In February 1947, Randal Kelly, a native of County Clare, Ireland, was hired as a bartender at 500 Westport Road, an establishment then called Westport Inn and owned by three retired Kansas City, Missouri police captains, Brock, Ghent and Zahner. Randal's witty sense of humor, unpretentious attitude and giving hand won him great popularity and it wasn't long before people were calling the place Kelly's. Randal was partners with Art Brock until Art died in 1977. In June of that year, the bar was officially named Kelly's Westport Inn. Randal passed away in 1988 and his two sons, Kyle and Pat, now run the joint.
The building that Kelly’s occupies is said to be the oldest in Kansas City. Built in 1850, it has housed a wide range of businesses, most notably in the 19th century, the building was a provisioning and outfitting operation of Albert Boone, a grandson of Daniel Boone. There, covered wagons stopped to stock up before the long trek out West along the Santa Fe, California and Oregon trails. In honor of its rich and colorful past, the building was designated a national historic landmark in 1959.
Today, family-owned and operated, Kelly's Westport Inn is a must see in Kansas City. With a diverse crowd, live music, a colorful history, weekday specials and always someone with a good story, Kelly's is an Irish pub like no other!
1850-1851: George and William Ewing built the building that is now Kelly's.
1864: Albert Boone purchases the store in January. Throughout the 1800s the building continues to be run as a merchantile/trading business under various owners. This included a drug store, grocery and hardware store. There have been rumors that the building may have been a stop on the Underground Railroad. However, this is unlikely because Westport was never inhabited by abolistionists. Also, its close proximity to Kansas territory makes it an unlikely waiting room for fugitive salves.
Pre 1890: At some point before 1890 the extention of the back of the building was added. When this occured exactly is unknown.
1892: The building is owned by Meriweather and Sons.
1903: The building is sold to the Wiedenmann Bros. John F. and Jake C. Wiedenmann run Wiedenmann Brother Grocery Store for 20+ years.
1934: A liquor license is issued to the building under "The Wrestlers Inn." They featured live wresting and from what we know a rather wild after hours club. This was post prohibition and the building has housed a saloon/bar ever since.
1947: Randal Kelly is hired on as a bartender at what was then called "Westport Inn."
1959: The building was designated a national historic landmark.
1977: Randal's partner, Art Brock, passes away and the name of the business is officially changed to "Kelly's Westport Inn."
1988: Randal Kelly passes away.
1995: Two of Randal's sons, Kyle and Pat, purchase the building from the Wiedenmann family. George Wiedenmann Sr.'s ashes can be seen in a Ten High bottle above the front bar.
2010: In March Kelly's adds the rooftop deck.
Today: Pat and Kyle still own the building and the business. Two of Kyle's children, Colleen and Mitch, help run the joint.
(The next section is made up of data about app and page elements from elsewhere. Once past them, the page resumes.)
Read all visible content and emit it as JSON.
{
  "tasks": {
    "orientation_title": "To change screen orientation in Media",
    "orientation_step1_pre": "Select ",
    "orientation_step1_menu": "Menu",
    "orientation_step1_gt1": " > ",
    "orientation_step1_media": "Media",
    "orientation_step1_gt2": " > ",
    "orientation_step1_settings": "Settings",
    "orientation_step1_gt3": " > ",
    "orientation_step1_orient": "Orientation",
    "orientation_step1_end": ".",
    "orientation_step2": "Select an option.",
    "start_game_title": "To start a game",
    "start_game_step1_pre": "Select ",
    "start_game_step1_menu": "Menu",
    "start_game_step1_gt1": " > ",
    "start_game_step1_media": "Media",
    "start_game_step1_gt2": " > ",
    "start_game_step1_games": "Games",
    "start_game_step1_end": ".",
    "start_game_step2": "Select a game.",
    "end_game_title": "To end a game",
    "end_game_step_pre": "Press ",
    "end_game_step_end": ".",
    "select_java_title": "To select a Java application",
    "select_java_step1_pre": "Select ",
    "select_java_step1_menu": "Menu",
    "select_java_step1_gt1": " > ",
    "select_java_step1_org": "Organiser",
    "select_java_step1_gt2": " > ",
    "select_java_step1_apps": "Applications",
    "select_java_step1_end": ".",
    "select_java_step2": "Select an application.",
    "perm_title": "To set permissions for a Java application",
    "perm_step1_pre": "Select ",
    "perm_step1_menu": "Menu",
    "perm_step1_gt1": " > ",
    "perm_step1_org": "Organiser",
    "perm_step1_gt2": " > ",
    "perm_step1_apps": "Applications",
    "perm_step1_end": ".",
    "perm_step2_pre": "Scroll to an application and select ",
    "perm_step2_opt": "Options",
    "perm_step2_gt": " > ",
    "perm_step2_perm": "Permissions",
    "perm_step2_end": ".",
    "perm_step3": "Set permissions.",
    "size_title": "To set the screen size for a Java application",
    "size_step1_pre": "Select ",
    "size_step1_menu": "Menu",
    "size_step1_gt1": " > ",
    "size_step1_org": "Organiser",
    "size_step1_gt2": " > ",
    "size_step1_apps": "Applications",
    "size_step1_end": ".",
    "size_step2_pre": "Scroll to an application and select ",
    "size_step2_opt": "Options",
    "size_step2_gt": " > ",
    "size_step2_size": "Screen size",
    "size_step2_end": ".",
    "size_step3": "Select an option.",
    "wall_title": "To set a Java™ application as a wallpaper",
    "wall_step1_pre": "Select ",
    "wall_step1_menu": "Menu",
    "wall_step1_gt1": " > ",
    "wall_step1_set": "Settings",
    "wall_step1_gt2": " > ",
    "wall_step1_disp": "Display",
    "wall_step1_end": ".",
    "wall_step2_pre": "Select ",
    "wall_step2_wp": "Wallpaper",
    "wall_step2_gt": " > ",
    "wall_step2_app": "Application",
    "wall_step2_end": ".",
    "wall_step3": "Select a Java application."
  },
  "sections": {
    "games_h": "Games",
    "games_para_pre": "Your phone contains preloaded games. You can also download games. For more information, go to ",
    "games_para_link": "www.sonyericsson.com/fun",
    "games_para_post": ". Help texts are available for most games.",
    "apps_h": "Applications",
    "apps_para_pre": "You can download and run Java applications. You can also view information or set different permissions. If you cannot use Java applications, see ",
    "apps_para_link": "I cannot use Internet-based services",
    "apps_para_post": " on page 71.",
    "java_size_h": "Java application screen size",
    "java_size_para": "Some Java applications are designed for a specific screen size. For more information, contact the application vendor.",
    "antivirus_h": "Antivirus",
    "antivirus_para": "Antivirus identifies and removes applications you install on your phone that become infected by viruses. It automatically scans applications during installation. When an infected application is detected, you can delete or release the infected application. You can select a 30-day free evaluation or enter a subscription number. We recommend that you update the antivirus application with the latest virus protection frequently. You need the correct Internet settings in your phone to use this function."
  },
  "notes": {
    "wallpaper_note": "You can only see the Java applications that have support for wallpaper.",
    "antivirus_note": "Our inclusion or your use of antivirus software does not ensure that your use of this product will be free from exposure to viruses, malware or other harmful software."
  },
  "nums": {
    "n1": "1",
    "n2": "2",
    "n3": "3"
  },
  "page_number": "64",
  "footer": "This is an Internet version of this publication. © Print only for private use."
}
Michael Leahy worked at Kelly's from 1968-1977. He was a dear friend of the Kelly's and also the executive director of Welcome House, a halfway house for recovering alcoholics.
When Leahy passed away in 2002, Welcome House had his golf shoes bronzed as a tribute to Kelly's for their support of the House. When asked later in life what helped him Leahy replied, "First, my friends, especially the Kelly family, were always there for me, believed in me and never gave up on me. Second, I knew that when I died, I wanted others to remember me as a good person- someone who made a difference."
Leahy's legacy lives on in the countless number of people he helped.